Mar 14, 2016This week, RFID Journal unveiled the finalists for the 2016 RFID Journal Awards, which highlight some of the best radio frequency identification deployments across several categories (see Finalists Unveiled for 10th Annual RFID Journal Awards). We also asked judges to select 10 of the best new products that will be exhibited at this year's RFID Journal LIVE! conference and exhibition, which will take place at the Orange County Convention Center, in Orlando, Fla., on May 3-5. The finalists show just how far RFID has come during the past five years.
Many of the deployments selected are large in scope. I will just highlight the three finalists for the Best Implementation Award.
Decathlon, a French sporting-goods retailer, is RFID-tagging 90 percent of the items it sells, and has deployed the technology at every one of its 43 distribution centers and 1,030 stores to improve on-shelf availability and reduce shrinkage (see Decathlon Sees Sales Rise and Shrinkage Drop, Aided by RFID). We've come a long way from tracking pallets and cases. (Decathlon will discuss its use of RFID at LIVE!)

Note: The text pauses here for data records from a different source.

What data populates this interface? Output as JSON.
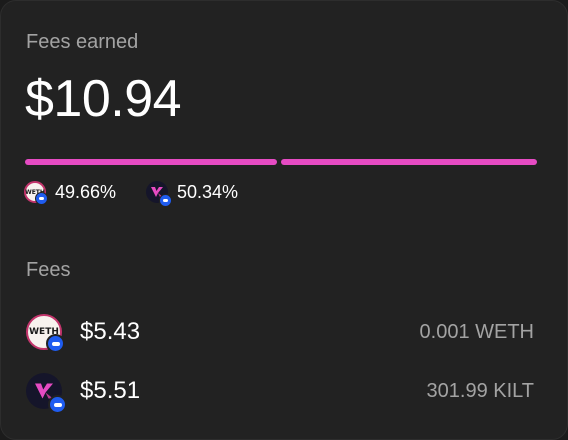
{
  "card": {
    "title": "Fees earned",
    "total": "$10.94",
    "accent_color": "#e64bc3",
    "split": [
      {
        "token": "WETH",
        "icon": "weth-token-icon",
        "share": 0.4966,
        "percent_label": "49.66%"
      },
      {
        "token": "KILT",
        "icon": "kilt-token-icon",
        "share": 0.5034,
        "percent_label": "50.34%"
      }
    ]
  },
  "fees": {
    "label": "Fees",
    "rows": [
      {
        "token": "WETH",
        "icon": "weth-token-icon",
        "icon_text": "WETH",
        "usd": "$5.43",
        "amount": "0.001 WETH"
      },
      {
        "token": "KILT",
        "icon": "kilt-token-icon",
        "usd": "$5.51",
        "amount": "301.99 KILT"
      }
    ]
  },
  "network_badge": {
    "icon": "base-chain-badge-icon",
    "color": "#1f5cf0"
  }
}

Delta Air Lines has been using RFID to streamline aircraft maintenance and reduce the amount of time required to ensure that every seat on every airplane has an oxygen canister, and that none have reached their expiration dates (see RFID Reduces Oxygen-Generator Waste for Delta Air Lines). Delta has reduced the amount of time it takes to check expiration dates on oxygen generators on a 757 from approximately 8 man-hours down to only 45 seconds (no, that is not a typo). Delta's award submission states: "RFID is now one of five corporate priorities at Delta— not just a maintenance priority." (Delta's Rick Lewis will also deliver a keynote address at the event.)
Shimane University Hospital, in Japan, adopted RFID to reduce the cost of managing 20,000 surgical instruments (see Shimane University Hospital Tags Surgical Tools, Cuts Costs). After completing the construction of a new building, administrators decided to implement a comprehensive surgical instrument tracking solution. The system reduced the amount of time required to prepare instruments for an operation from 150 minutes down to 50. With 6,000 cases a year, the hospital is saving 10,000 man-hours of labor—and because the system no longer requires expertise to prepare the instruments (the software indicates what is needed and checks that it is on the RFID-enabled cart), Shimane outsourced the task to a contractor, further reducing costs. In addition, the hospital decreased the required inventory of instruments by 10 percent. (An executive from the hospital has been invited to speak at LIVE!)
The finalists in the other categories are equally impressive, and you can learn about their projects at RFID Journal LIVE! There are two other things I would like to point out about the Best Implementation Award finalists. First, they are from three different continents—North America, Europe and Asia—indicating that RFID adoption is clearly global. And they are from three different industries: retail, aviation and health care.
RFID has matured to the point at which businesses are using the technology to achieve unprecedented efficiencies across their entire operations. It has expanded to every corner of the globe and to every industry. The success of these projects should give other companies the confidence to adopt RFID to achieve similar benefits.
Mark Roberti is the founder and editor of RFID Journal. If you would like to comment on this article, click on the link below. To read more of Mark's opinions, visit the RFID Journal Blog, the Editor's Note archive or RFID Connect.